as a scholar and your own record, I’d like to give you something to encourage
your future studies.”
I couldn’t imagine what that would be. In my hand was Mein Kampf with
Hitler’s signature. Its value beyond anything else, but I could not have this
nor would I ever ask for such a treasure. I did revel in it, so close to my self.
What could equal this?
“Peter, what is it you can give me?”
“What I have is choice, like a rare stamp; however, I have a pair, both in excellent
condition, good Egyptian cotton, no moth holes. I came upon them in a collector’s
secret showing and I want you to have one.”
With that Peter left the room and returned shortly with a black zippered soft plush
pouch. He removed an item wrapped in a soft cloth. Peter cleared the table before
us, the ash tray, his pipe stand and especially the schnapps and whiskey glasses.
Preparing the table as if setting out priestly paraphernalia for mass, he slowly
unrolled the cloth, revealing a large pair of man’s boxer shorts, although
Germans must have another name for them. Peter became very still. Awe was not his
expression but an abiding and residual smile broke out on his face of continuing
amazement and admiration.
“Well, Peter, the shorts are a little stained and there are aging signs.” I was
about to pick them up and examine the waistband as well as the brand name when Peter
quickly stayed my hand. He was wearing rubber gloves.
“For the moment, leave touch out of this. Admire with your eyes for before you are
the shorts of Adolph Hitler—one of only two pair extant.”
I was stunned. I was stunned all over again. All kind of images flooded me—and

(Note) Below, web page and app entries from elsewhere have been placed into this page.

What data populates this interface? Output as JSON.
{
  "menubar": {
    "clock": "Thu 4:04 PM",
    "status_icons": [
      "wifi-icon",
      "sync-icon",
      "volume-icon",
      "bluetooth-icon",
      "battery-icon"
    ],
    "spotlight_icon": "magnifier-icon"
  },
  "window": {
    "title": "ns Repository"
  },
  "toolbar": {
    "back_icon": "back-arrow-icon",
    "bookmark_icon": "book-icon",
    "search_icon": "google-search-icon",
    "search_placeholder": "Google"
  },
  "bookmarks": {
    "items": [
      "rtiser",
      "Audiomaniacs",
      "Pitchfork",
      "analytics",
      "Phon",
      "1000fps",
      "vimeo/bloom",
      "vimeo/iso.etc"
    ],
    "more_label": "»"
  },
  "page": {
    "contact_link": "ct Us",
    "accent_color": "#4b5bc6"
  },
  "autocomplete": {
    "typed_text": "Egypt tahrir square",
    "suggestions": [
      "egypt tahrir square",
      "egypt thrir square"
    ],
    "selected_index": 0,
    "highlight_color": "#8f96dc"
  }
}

questions above all, historian that I am. Were these the shorts he was wearing when
he committed suicide? And if so, who had the audacity—the thoughtfulness—the

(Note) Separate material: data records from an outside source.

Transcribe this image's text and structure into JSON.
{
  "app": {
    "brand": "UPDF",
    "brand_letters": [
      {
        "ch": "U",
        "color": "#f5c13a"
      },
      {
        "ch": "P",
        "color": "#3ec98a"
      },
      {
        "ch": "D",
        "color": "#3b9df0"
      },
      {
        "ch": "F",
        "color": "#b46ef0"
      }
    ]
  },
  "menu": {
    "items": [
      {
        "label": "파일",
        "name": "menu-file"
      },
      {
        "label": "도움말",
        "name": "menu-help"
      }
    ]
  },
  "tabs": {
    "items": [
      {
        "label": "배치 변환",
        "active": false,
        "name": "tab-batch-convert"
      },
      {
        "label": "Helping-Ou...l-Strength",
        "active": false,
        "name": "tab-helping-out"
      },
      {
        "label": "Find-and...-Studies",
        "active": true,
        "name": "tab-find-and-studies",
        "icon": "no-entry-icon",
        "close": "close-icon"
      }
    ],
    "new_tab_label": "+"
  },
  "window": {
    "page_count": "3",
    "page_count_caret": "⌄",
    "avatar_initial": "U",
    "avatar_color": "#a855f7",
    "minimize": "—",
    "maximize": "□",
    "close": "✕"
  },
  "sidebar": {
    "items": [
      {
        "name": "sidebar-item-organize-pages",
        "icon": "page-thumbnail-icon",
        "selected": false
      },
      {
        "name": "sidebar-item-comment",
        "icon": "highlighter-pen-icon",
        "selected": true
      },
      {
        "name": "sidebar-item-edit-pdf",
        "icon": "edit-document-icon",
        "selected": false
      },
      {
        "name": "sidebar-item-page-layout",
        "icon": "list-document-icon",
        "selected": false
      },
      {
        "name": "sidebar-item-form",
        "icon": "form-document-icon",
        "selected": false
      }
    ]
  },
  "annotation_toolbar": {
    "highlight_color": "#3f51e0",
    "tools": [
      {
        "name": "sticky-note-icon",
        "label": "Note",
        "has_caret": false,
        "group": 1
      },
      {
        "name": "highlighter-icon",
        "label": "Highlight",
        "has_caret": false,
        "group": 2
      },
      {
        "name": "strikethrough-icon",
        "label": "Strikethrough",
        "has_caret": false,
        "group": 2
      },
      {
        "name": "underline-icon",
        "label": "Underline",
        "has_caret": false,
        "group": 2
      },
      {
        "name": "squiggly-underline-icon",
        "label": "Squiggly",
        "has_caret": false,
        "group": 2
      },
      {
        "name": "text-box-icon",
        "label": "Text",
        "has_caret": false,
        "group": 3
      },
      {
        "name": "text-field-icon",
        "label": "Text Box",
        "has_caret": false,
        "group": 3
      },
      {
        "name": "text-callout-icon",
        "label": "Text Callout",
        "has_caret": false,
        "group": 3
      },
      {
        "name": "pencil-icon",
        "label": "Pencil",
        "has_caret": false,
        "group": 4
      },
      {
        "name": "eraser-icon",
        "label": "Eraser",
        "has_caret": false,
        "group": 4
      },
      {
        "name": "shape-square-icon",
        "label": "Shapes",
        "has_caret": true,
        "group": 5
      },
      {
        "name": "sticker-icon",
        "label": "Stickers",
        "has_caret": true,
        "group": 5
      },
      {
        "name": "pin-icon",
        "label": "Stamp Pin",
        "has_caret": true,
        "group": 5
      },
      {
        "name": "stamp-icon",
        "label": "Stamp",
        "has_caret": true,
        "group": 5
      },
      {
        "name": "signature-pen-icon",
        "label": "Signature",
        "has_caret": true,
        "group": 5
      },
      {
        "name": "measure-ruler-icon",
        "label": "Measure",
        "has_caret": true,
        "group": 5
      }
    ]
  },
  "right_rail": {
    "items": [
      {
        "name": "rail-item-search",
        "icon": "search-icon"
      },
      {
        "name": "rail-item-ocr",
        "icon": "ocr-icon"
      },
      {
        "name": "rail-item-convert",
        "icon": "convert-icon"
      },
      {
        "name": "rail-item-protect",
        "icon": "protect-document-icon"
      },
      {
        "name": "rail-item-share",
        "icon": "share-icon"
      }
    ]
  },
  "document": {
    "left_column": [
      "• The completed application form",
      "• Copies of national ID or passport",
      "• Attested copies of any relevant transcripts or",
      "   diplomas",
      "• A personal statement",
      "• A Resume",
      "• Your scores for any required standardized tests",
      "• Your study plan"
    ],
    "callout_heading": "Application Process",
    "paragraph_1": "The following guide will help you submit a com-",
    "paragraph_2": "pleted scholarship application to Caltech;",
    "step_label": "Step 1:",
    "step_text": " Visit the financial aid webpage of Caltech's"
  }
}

wisdom, to remove them? And who was this person, the first to have set his eyes
upon the Führer’s genitalia? And did that person have help? Were these
the shorts he was wearing before he made love to Eva? And, of course, I had to consider
that these shorts simply were rarely worn, drawer shorts among others. How often
did he frequent them? That did matter, as long as I thought he may have held them
in his hands. All this went through my mind, electrifying to think so.
Both Peter and I just looked at the shorts, probably American XL (40-42). We were
contemplative, reflective. We mused. We thought and considered. Assuredly, each
one of us was having associations, making mnemonic connections to prior personal
experiences, events in our lives. As a historian I was immensely overwhelmed by
the historicity of Hitler’s shorts.
I associated to the possibility that the shorts had semen stains upon them at one
time but repeated washing had done away with them. And if one sperm had succeeded?
Much too much to grasp, a historical bewilderment for all time. I associated to
Hitler’s holding his penis to urinate. I could not, dare not, tell Peter what
I was feeling not only the obvious compulsion to handle Hitler’s drawers,
to place my hand into them and move about the crotch as well, but also to bring
them furtively to my nose, to inhale whatever cottony smell they gave off. Perversely,
I thought again of men who required a woman’s panties or slip in order to
get off. All this was jarringly interrupted by Peter re-rolling the precious shorts
into the cloth and inserting them carefully into the plush satchel.
“I don’t like them to be exposed for too long, as you can well understand,
to the smoke-filled air, the light, for this is not good for them. However, I give
this to you as a present, hoping that you will use Hitler’s shorts as an incentive
for future historical efforts.”
Recently, I composed an essay which established irrefutably that the contention
since the end of World War II that some Jews were turned into soap at one or two
camps is a myth. I spent months on that essay and had at least 40 to 50 footnotes
at the end. While I wrote, Hitler’s shorts were near me on a bookshelf. Whenever
I lost my way, when I felt blocked or the writing was not going well, I took them
down into my lap and stroked the plush bag as if it were a cat. Reinvigorated, I
returned to writing the truth not as I see it but as it is, trying to deny allegations
and accusations much too grandiose or delusional for the common man to accept. Hitler’s
shorts are fact, Jews as bars of soap are not.